» **Exercise brief**
Pull every line containing the word "Variable" out of the material below.

» **Data records**

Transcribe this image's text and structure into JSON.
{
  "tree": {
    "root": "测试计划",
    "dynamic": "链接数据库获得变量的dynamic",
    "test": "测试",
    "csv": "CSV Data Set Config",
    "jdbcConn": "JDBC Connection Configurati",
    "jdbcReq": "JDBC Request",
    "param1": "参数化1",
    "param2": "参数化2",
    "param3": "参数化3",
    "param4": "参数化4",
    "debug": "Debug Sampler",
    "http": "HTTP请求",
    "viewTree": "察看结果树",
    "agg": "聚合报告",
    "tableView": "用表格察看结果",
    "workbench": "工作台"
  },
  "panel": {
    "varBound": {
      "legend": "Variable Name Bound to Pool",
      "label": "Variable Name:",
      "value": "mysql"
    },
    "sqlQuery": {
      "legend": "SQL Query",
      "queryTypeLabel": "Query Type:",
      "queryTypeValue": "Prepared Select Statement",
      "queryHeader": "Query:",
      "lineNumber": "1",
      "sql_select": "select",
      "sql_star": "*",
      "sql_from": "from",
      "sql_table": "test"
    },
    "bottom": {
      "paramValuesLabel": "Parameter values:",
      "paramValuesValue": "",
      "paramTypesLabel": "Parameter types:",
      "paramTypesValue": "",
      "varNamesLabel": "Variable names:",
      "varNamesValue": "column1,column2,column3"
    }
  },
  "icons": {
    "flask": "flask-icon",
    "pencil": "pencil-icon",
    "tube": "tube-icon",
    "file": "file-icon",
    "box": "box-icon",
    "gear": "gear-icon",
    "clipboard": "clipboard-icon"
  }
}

» **Completed task**
      "legend": "Variable Name Bound to Pool",
      "label": "Variable Name:",
      "varNamesLabel": "Variable names:",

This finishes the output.